After it was revealed that the University of Oxford and the University of Bristol were holding compulsory sexual consent workshops at the beginning of this academic year, a debate has re-emerged around the effectiveness of these provisions. Can workshops raise awareness of the issue and reclarify the importance of consent during a time where many people will be having new sexual experiences or are they ‘patronising’, and would fail to be attended by those who most need the message?
As part of their ‘I Heart Consent’ campaign, the NUS commissioned a pilot series of consent workshops
Consent workshops are classes which aim to educate people on the nature of consensual sex and cover the ‘grey areas’ of rape such as when one or both parties involved are under the influence of alcohol or drugs, or when one individual changes their mind during the night. These are important issues to consider and by attending consent workshops, students are able to have a clearer understanding of what consent is and isn’t, which can be seen as a step in the right direction to making university campuses sexual harassment free.
As part of their ‘I Heart Consent’ campaign, the NUS commissioned a pilot series of consent workshops in 2014 to examine the effectiveness of this approach. Of 333 participants who had attended these workshops at their student union, 91% agreed or strongly agreed that they had taken away a better understanding of sexual consent from the workshop with 94% agreeing or strongly agreeing that the workshop provided a safe and comfortable environment to discuss sexual consent. The aim of these consent classes was to ‘create a positive consent culture’ and to ‘combat rape culture and victim blaming by tackling myths’ as well as ‘rectifying problematic perspectives of consent’. With a third of people believing that women who flirt are partially responsible for being raped, the ‘grey area’ around consent can, perhaps, be addressed through education.
The issue clearly divides opinion on campus
An investigation by The Tab found that consent workshops are compulsory in just two of the thirty universities asked. According to the survey, seven universities provide optional consent classes and eight have no consent workshop provisions at all. Here at Warwick, whilst consent classes are not compulsory, an optional online consent course is available alongside upcoming consent workshops, which have been promoted through the NUS ‘I Heart Consent’ campaign, and demand mandatory attendance from at least two members of each society or sports committee.

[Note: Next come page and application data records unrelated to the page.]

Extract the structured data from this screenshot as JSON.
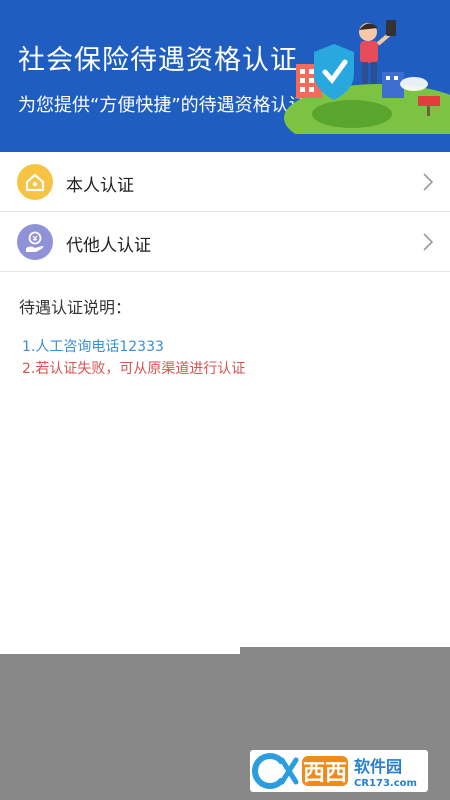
{
  "header": {
    "title": "社会保险待遇资格认证",
    "subtitle": "为您提供“方便快捷”的待遇资格认证"
  },
  "menu": [
    {
      "label": "本人认证",
      "icon": "home-icon",
      "icon_color": "#f6c343"
    },
    {
      "label": "代他人认证",
      "icon": "hand-yuan-icon",
      "icon_color": "#8f92d9"
    }
  ],
  "notes": {
    "title": "待遇认证说明：",
    "items": [
      {
        "text": "1.人工咨询电话12333",
        "color": "#3a8fd6"
      },
      {
        "text": "2.若认证失败，可从原渠道进行认证",
        "color": "#d9534f"
      }
    ]
  },
  "watermark": {
    "brand": "西西",
    "brand2": "软件园",
    "site": "CR173.com"
  },
  "colors": {
    "header_bg": "#1f5ec0",
    "overlay": "#888888"
  }
}
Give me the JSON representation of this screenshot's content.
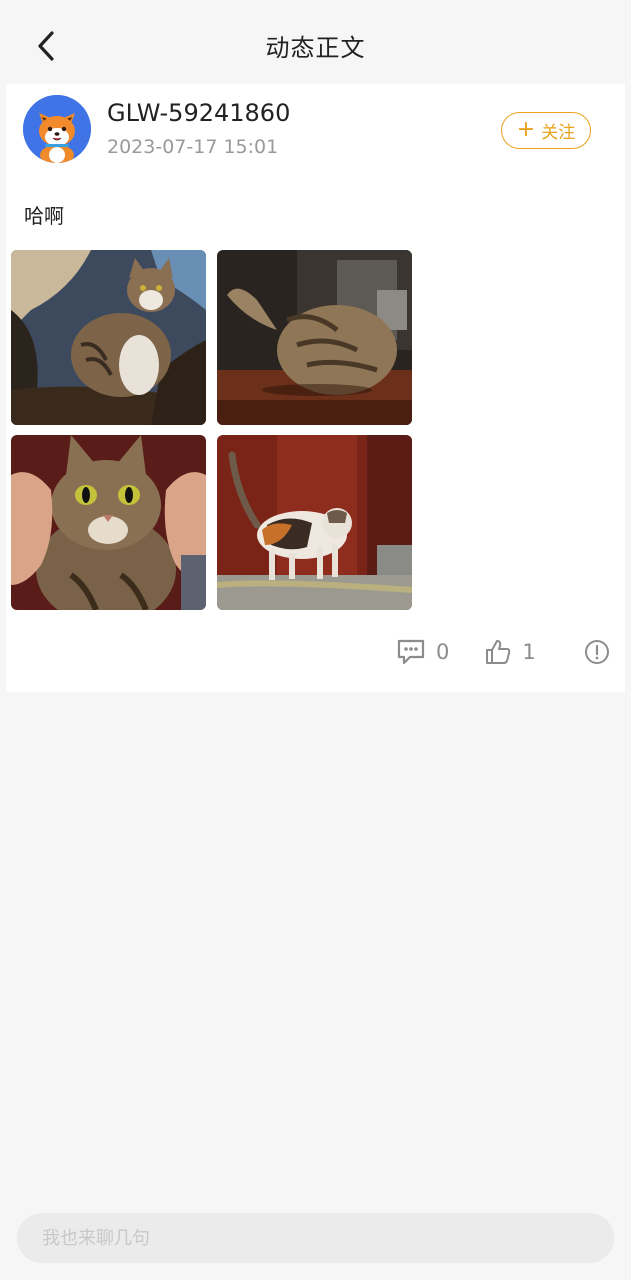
{
  "header": {
    "title": "动态正文",
    "back_icon": "chevron-left-icon"
  },
  "post": {
    "username": "GLW-59241860",
    "timestamp": "2023-07-17 15:01",
    "follow_label": "关注",
    "text": "哈啊",
    "images": [
      {
        "subject": "tabby cat sitting on tree branch"
      },
      {
        "subject": "tabby cat lying on wooden table, back view"
      },
      {
        "subject": "tabby cat held by hands"
      },
      {
        "subject": "calico cat walking"
      }
    ],
    "comment_count": "0",
    "like_count": "1",
    "icons": {
      "comment": "comment-icon",
      "like": "thumbs-up-icon",
      "report": "report-icon"
    }
  },
  "comment_bar": {
    "placeholder": "我也来聊几句"
  },
  "colors": {
    "accent": "#e9a21c",
    "avatar_bg": "#3f73e6",
    "page_bg": "#f6f6f6"
  }
}
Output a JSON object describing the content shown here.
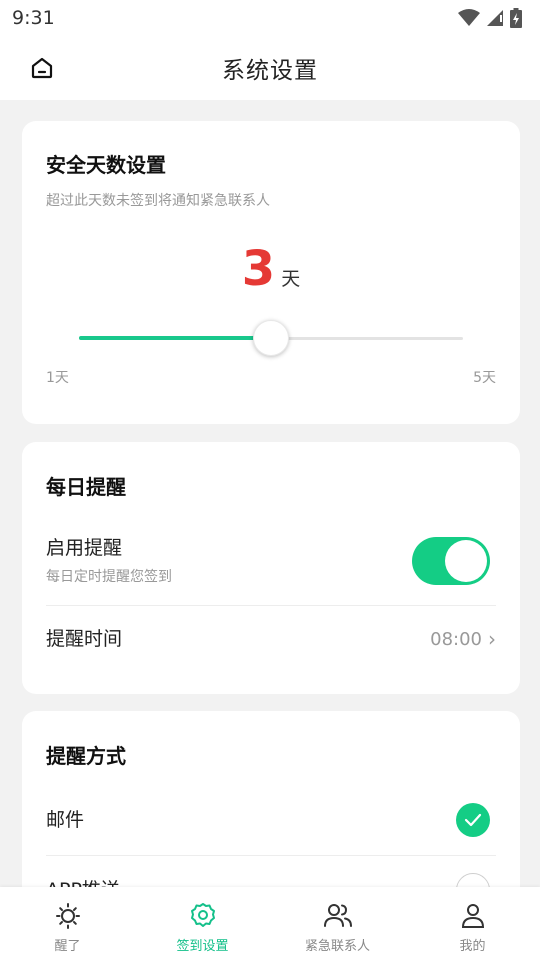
{
  "status_bar": {
    "time": "9:31"
  },
  "header": {
    "title": "系统设置",
    "home_icon": "home-icon"
  },
  "safe_days": {
    "title": "安全天数设置",
    "subtitle": "超过此天数未签到将通知紧急联系人",
    "value": "3",
    "unit": "天",
    "slider": {
      "min": 1,
      "max": 5,
      "value": 3,
      "min_label": "1天",
      "max_label": "5天"
    }
  },
  "daily_reminder": {
    "title": "每日提醒",
    "enable_label": "启用提醒",
    "enable_sub": "每日定时提醒您签到",
    "enabled": true,
    "time_label": "提醒时间",
    "time_value": "08:00",
    "chevron": "›"
  },
  "reminder_method": {
    "title": "提醒方式",
    "options": [
      {
        "label": "邮件",
        "checked": true
      },
      {
        "label": "APP推送",
        "checked": false
      }
    ]
  },
  "tabbar": {
    "tabs": [
      {
        "label": "醒了",
        "icon": "sun-icon",
        "active": false
      },
      {
        "label": "签到设置",
        "icon": "gear-icon",
        "active": true
      },
      {
        "label": "紧急联系人",
        "icon": "contacts-icon",
        "active": false
      },
      {
        "label": "我的",
        "icon": "person-icon",
        "active": false
      }
    ]
  },
  "colors": {
    "accent": "#14cd85",
    "days_number": "#e53935",
    "active_tab": "#14c08a"
  }
}
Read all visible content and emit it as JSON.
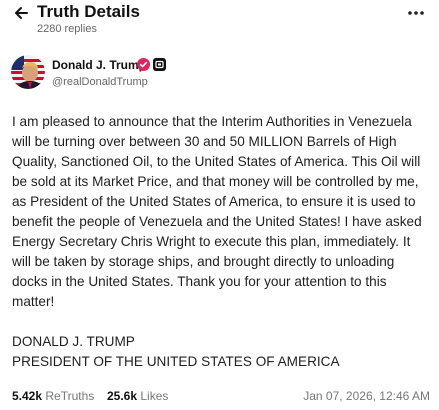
{
  "header": {
    "title": "Truth Details",
    "replies": "2280 replies"
  },
  "author": {
    "name": "Donald J. Trump",
    "handle": "@realDonaldTrump"
  },
  "post": {
    "text": "I am pleased to announce that the Interim Authorities in Venezuela will be turning over between 30 and 50 MILLION Barrels of High Quality, Sanctioned Oil, to the United States of America. This Oil will be sold at its Market Price, and that money will be controlled by me, as President of the United States of America, to ensure it is used to benefit the people of Venezuela and the United States! I have asked Energy Secretary Chris Wright to execute this plan, immediately. It will be taken by storage ships, and brought directly to unloading docks in the United States. Thank you for your attention to this matter!\n\nDONALD J. TRUMP\nPRESIDENT OF THE UNITED STATES OF AMERICA"
  },
  "stats": {
    "retruths_count": "5.42k",
    "retruths_label": "ReTruths",
    "likes_count": "25.6k",
    "likes_label": "Likes"
  },
  "timestamp": "Jan 07, 2026, 12:46 AM",
  "colors": {
    "verified_badge": "#e0245e",
    "accent": "#111111"
  },
  "icons": {
    "back": "arrow-left-icon",
    "more": "more-horizontal-icon",
    "verified": "verified-badge-icon",
    "label": "account-label-icon"
  }
}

Warwick’s employment of consent workshops has not been without criticism. In 2015, undergraduate George Lawlor sparked controversy in an article written for The Tab, wherein he posted a photograph of himself online with a sign that read: “This is not what a rapist looks like.” Lawlor argued: “I don’t have to be taught to not be a rapist. That much comes naturally to me, as I am sure it does to the overwhelming majority of people you and I know. Brand me a bigot, a misogynist, a rape apologist, I don’t care.” Clearly annoyed, the student felt that an invitation to attend consent classes was a personal attack on his character. He went on to claim the only people attending will be those that already have a solid understanding of consent, rather than those who really need to go.

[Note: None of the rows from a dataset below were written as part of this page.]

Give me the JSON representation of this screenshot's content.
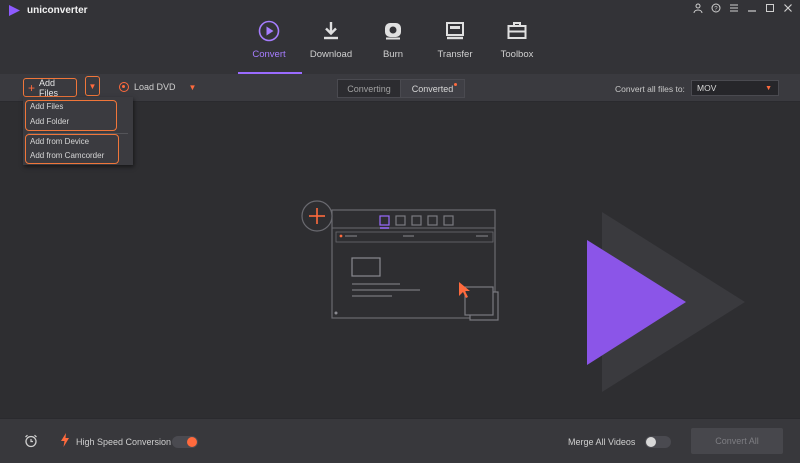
{
  "app": {
    "title": "uniconverter",
    "window_controls": [
      "person-icon",
      "help-icon",
      "menu-icon",
      "minimize-icon",
      "maximize-icon",
      "close-icon"
    ]
  },
  "nav": {
    "items": [
      {
        "label": "Convert",
        "icon": "convert-icon",
        "active": true
      },
      {
        "label": "Download",
        "icon": "download-icon",
        "active": false
      },
      {
        "label": "Burn",
        "icon": "burn-icon",
        "active": false
      },
      {
        "label": "Transfer",
        "icon": "transfer-icon",
        "active": false
      },
      {
        "label": "Toolbox",
        "icon": "toolbox-icon",
        "active": false
      }
    ]
  },
  "toolbar": {
    "add_files_label": "Add Files",
    "load_dvd_label": "Load DVD",
    "tabs": [
      {
        "label": "Converting",
        "active": false
      },
      {
        "label": "Converted",
        "active": true,
        "has_notification": true
      }
    ],
    "convert_all_label": "Convert all files to:",
    "format_value": "MOV"
  },
  "add_menu": {
    "items": [
      "Add Files",
      "Add Folder",
      "Add from Device",
      "Add from Camcorder"
    ]
  },
  "bottom": {
    "high_speed_label": "High Speed Conversion",
    "high_speed_on": true,
    "merge_label": "Merge All Videos",
    "merge_on": false,
    "convert_all_button": "Convert All"
  },
  "colors": {
    "accent_orange": "#ff6a3d",
    "accent_purple": "#9a6bff",
    "background": "#2e2e31"
  }
}
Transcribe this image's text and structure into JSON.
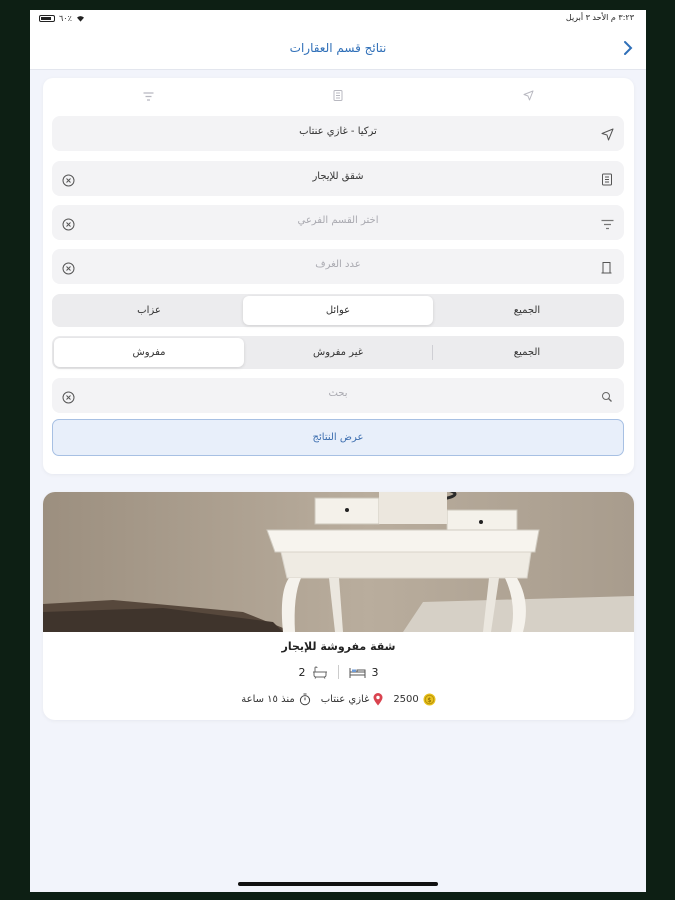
{
  "status": {
    "battery": "٦٠٪",
    "datetime": "٣:٢٣ م  الأحد ٣ أبريل"
  },
  "navbar": {
    "title": "نتائج قسم العقارات"
  },
  "filters": {
    "location": "تركيا - غازي عنتاب",
    "category": "شقق للإيجار",
    "subcategory_placeholder": "اختر القسم الفرعي",
    "rooms_placeholder": "عدد الغرف",
    "family_segment": [
      "الجميع",
      "عوائل",
      "عزاب"
    ],
    "family_selected": "عوائل",
    "furnish_segment": [
      "الجميع",
      "غير مفروش",
      "مفروش"
    ],
    "furnish_selected": "مفروش",
    "search_placeholder": "بحث",
    "show_results": "عرض النتائج"
  },
  "listing": {
    "title": "شقة مفروشة للإيجار",
    "bedrooms": "3",
    "bathrooms": "2",
    "price": "2500",
    "city": "غازي عنتاب",
    "time": "منذ ١٥ ساعة"
  },
  "colors": {
    "accent": "#2f6fb8",
    "location_pin": "#d9434f",
    "price_coin": "#e9c21e"
  },
  "icons": [
    "back-chevron-icon",
    "navigation-arrow-icon",
    "building-icon",
    "filter-icon",
    "door-icon",
    "clear-icon",
    "search-icon",
    "bed-icon",
    "bath-icon",
    "coin-icon",
    "location-pin-icon",
    "timer-icon"
  ]
}
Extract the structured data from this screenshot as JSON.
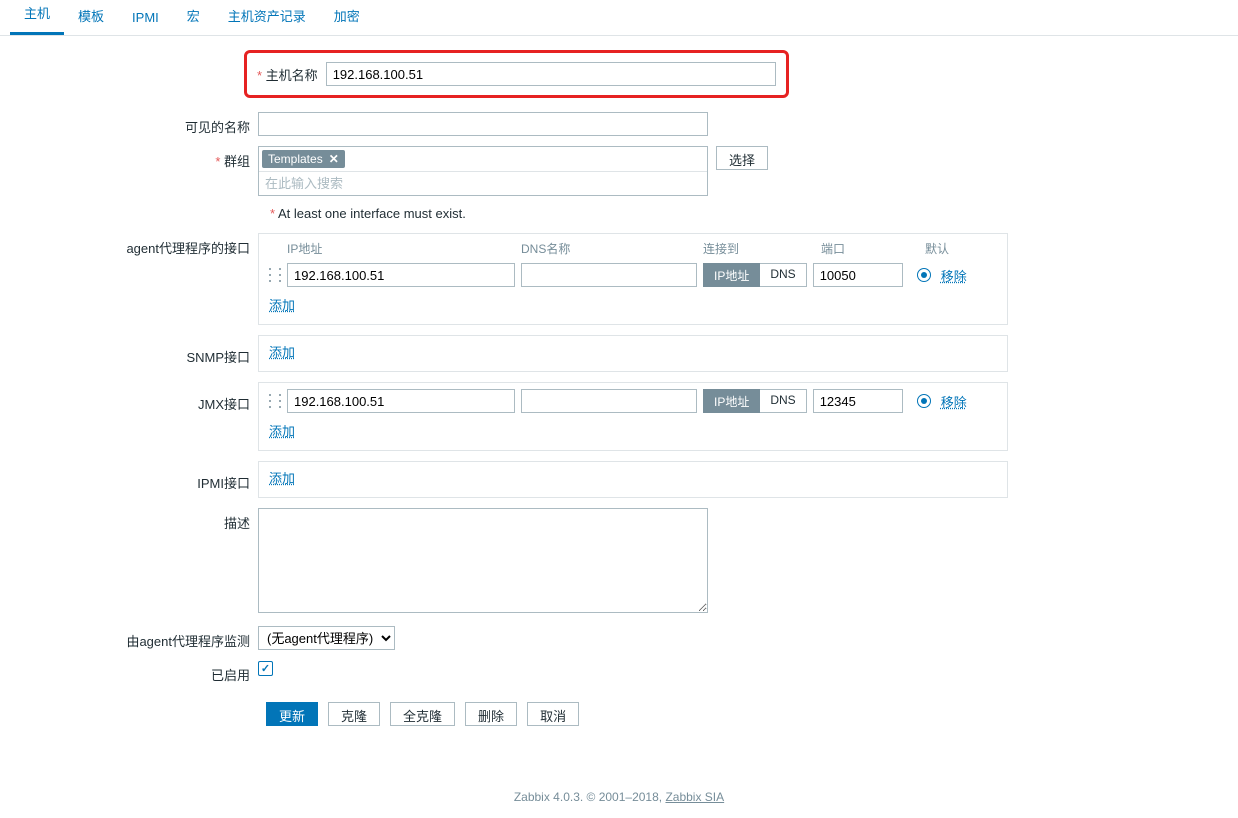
{
  "tabs": [
    "主机",
    "模板",
    "IPMI",
    "宏",
    "主机资产记录",
    "加密"
  ],
  "labels": {
    "hostname": "主机名称",
    "visible_name": "可见的名称",
    "groups": "群组",
    "select": "选择",
    "interface_warn": "At least one interface must exist.",
    "agent_if": "agent代理程序的接口",
    "snmp_if": "SNMP接口",
    "jmx_if": "JMX接口",
    "ipmi_if": "IPMI接口",
    "desc": "描述",
    "monitored_by": "由agent代理程序监测",
    "enabled": "已启用",
    "add": "添加",
    "remove": "移除"
  },
  "hostname_value": "192.168.100.51",
  "visible_name_value": "",
  "group_tag": "Templates",
  "group_search_placeholder": "在此输入搜索",
  "iface_headers": {
    "ip": "IP地址",
    "dns": "DNS名称",
    "connect": "连接到",
    "port": "端口",
    "default": "默认"
  },
  "agent_iface": {
    "ip": "192.168.100.51",
    "dns": "",
    "seg_ip": "IP地址",
    "seg_dns": "DNS",
    "port": "10050"
  },
  "jmx_iface": {
    "ip": "192.168.100.51",
    "dns": "",
    "seg_ip": "IP地址",
    "seg_dns": "DNS",
    "port": "12345"
  },
  "proxy_option": "(无agent代理程序)",
  "buttons": {
    "update": "更新",
    "clone": "克隆",
    "full_clone": "全克隆",
    "delete": "删除",
    "cancel": "取消"
  },
  "footer": {
    "text": "Zabbix 4.0.3. © 2001–2018, ",
    "link": "Zabbix SIA"
  }
}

It can be argued that making consent workshops compulsory would fix this issue as everyone, including the students and staff, will be made aware of the nature of consent and could lead to the reduction and perhaps the eventual removal of sexual harassment from university campuses.

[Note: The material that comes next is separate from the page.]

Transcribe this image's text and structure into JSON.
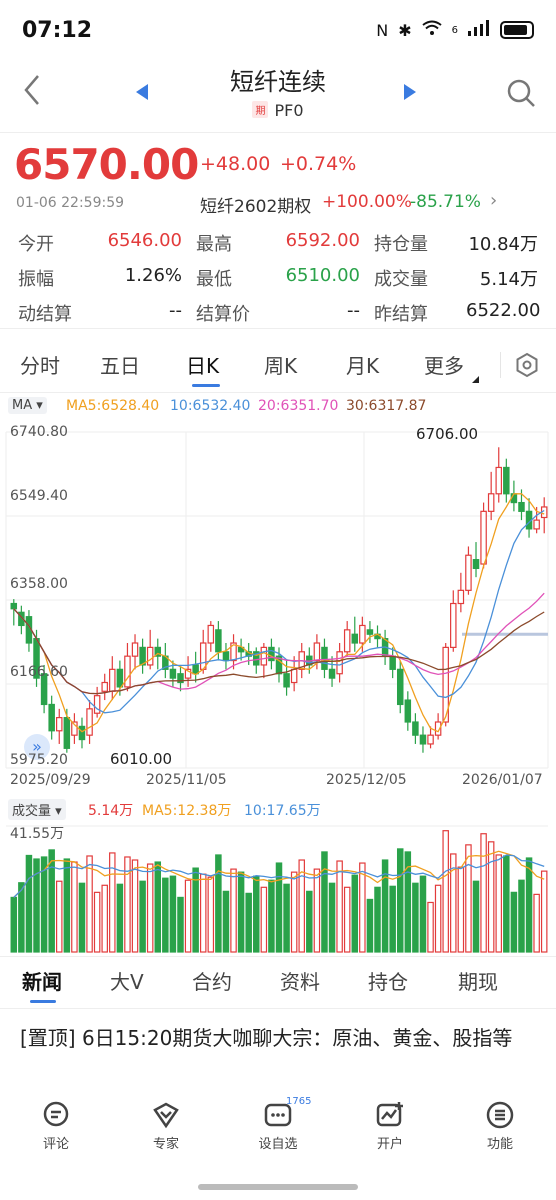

Consent workshops are clearly a contentious issue
However, some students claim that they would still refuse to attend the workshops. One student, who chose to remain anonymous, argued that it was merely a way for “the university to feel like they are doing something good”, suggesting such an initiative is insufficient. They also argued that people should come to university already understanding the concept of consent, with optional workshops at university for those who wish to learn more. The issue clearly divides opinion on campus, as another student commended the move towards making consent workshops mandatory, claiming that this was the only way to target those who would be likely to offend.
It would make sense to begin teaching consent from a much younger age, as the age of consent around the world varies from 12 in Mexico to 13 in some parts of the USA. This suggests that there is no definitive age at which we are ready to consent, and should be taught from as early as possible. Most students in the UK receive sex education from primary school, and placing a bigger emphasis on consent will enable the necessary questions around the issue to be addressed in such discussions. This would hopefully ensure people enter university with a clear understanding of what consent is. Another benefit to this is that it does not exclude those who choose not to attend university from the conversation.
Teaching consent from a younger age would allow teenagers to grow up with a clear understanding of what safe, consensual sex is
Consent workshops are clearly a contentious issue. Many acknowledge that making them optional could result in non-attendance by those who need it most. Yet making them compulsory would not necessarily solve the issue, as several students feel they already have a good understanding of consent when entering university, and would refuse to attend or be offended by an invitation.
Teaching consent from a younger age would allow teenagers to grow up with a clear understanding of what safe, consensual sex. Ultimately, consent workshops at university are a step in the right direction, as any conversation on a topic that has only recently come to the foreground of discussions on sex and sexuality is vital. However, they are not enough. If we want to create a true ‘culture of consent’, we must incorporate the issue in sex education from as early as possible.